WHAT THIS TASK INVOLVES:
Go through the entries one line at a time, and gather every line that has the word "Assemble".

EXTRACTED DATA:
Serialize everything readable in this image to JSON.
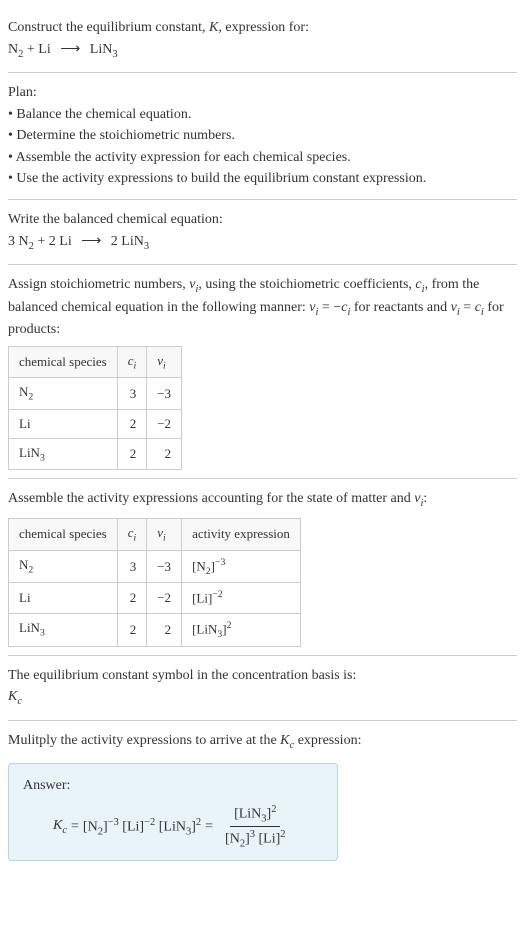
{
  "header": {
    "title": "Construct the equilibrium constant, K, expression for:",
    "equation": "N₂ + Li ⟶ LiN₃"
  },
  "plan": {
    "title": "Plan:",
    "items": [
      "• Balance the chemical equation.",
      "• Determine the stoichiometric numbers.",
      "• Assemble the activity expression for each chemical species.",
      "• Use the activity expressions to build the equilibrium constant expression."
    ]
  },
  "balanced": {
    "title": "Write the balanced chemical equation:",
    "equation": "3 N₂ + 2 Li ⟶ 2 LiN₃"
  },
  "stoich": {
    "intro1": "Assign stoichiometric numbers, νᵢ, using the stoichiometric coefficients, cᵢ, from",
    "intro2": "the balanced chemical equation in the following manner: νᵢ = −cᵢ for reactants",
    "intro3": "and νᵢ = cᵢ for products:",
    "headers": [
      "chemical species",
      "cᵢ",
      "νᵢ"
    ],
    "rows": [
      {
        "species": "N₂",
        "c": "3",
        "v": "−3"
      },
      {
        "species": "Li",
        "c": "2",
        "v": "−2"
      },
      {
        "species": "LiN₃",
        "c": "2",
        "v": "2"
      }
    ]
  },
  "activity": {
    "intro": "Assemble the activity expressions accounting for the state of matter and νᵢ:",
    "headers": [
      "chemical species",
      "cᵢ",
      "νᵢ",
      "activity expression"
    ],
    "rows": [
      {
        "species": "N₂",
        "c": "3",
        "v": "−3",
        "expr": "[N₂]⁻³"
      },
      {
        "species": "Li",
        "c": "2",
        "v": "−2",
        "expr": "[Li]⁻²"
      },
      {
        "species": "LiN₃",
        "c": "2",
        "v": "2",
        "expr": "[LiN₃]²"
      }
    ]
  },
  "symbol": {
    "title": "The equilibrium constant symbol in the concentration basis is:",
    "value": "K_c"
  },
  "final": {
    "title": "Mulitply the activity expressions to arrive at the K_c expression:",
    "answer_label": "Answer:",
    "kc": "K_c",
    "eq": "=",
    "lhs_parts": [
      "[N₂]⁻³",
      "[Li]⁻²",
      "[LiN₃]²"
    ],
    "numerator": "[LiN₃]²",
    "denominator": "[N₂]³ [Li]²"
  }
}
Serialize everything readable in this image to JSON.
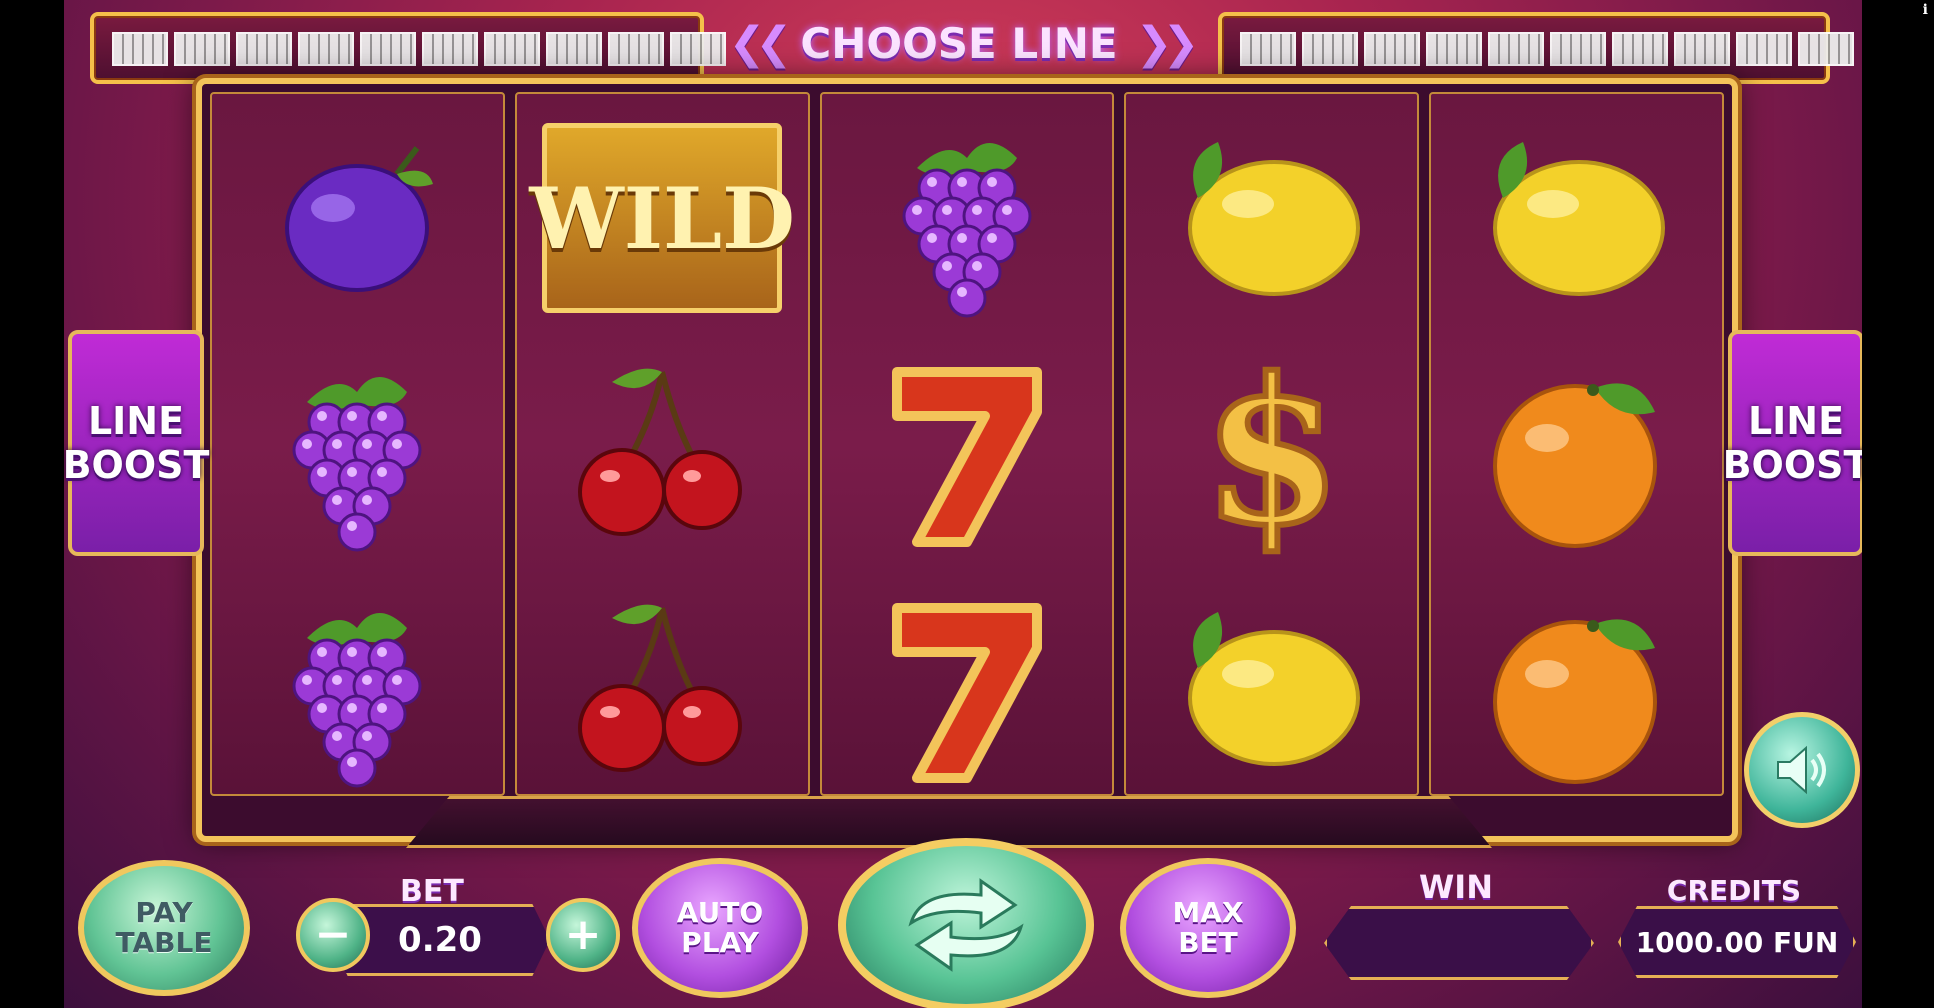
{
  "header": {
    "title": "CHOOSE LINE",
    "left_arrow_icon": "double-chevron-left-icon",
    "right_arrow_icon": "double-chevron-right-icon"
  },
  "line_indicators": {
    "left_count": 10,
    "right_count": 10
  },
  "reels": [
    [
      "plum",
      "grapes",
      "grapes"
    ],
    [
      "wild",
      "cherries",
      "cherries"
    ],
    [
      "grapes",
      "seven",
      "seven"
    ],
    [
      "lemon",
      "dollar",
      "lemon"
    ],
    [
      "lemon",
      "orange",
      "orange"
    ]
  ],
  "wild_label": "WILD",
  "line_boost": {
    "label_line1": "LINE",
    "label_line2": "BOOST"
  },
  "controls": {
    "pay_table_line1": "PAY",
    "pay_table_line2": "TABLE",
    "bet_label": "BET",
    "bet_value": "0.20",
    "minus": "−",
    "plus": "+",
    "auto_play_line1": "AUTO",
    "auto_play_line2": "PLAY",
    "spin_icon": "spin-arrows-icon",
    "max_bet_line1": "MAX",
    "max_bet_line2": "BET",
    "win_label": "WIN",
    "win_value": "",
    "credits_label": "CREDITS",
    "credits_value": "1000.00 FUN",
    "sound_icon": "speaker-icon",
    "info_icon": "i"
  },
  "colors": {
    "gold": "#f3c45a",
    "purple": "#b24fe0",
    "green": "#61c495",
    "background": "#a8244f"
  }
}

YOUR RESPONSE:
      "• Assemble the activity expression for each chemical species.",
    "intro": "Assemble the activity expressions accounting for the state of matter and νᵢ:",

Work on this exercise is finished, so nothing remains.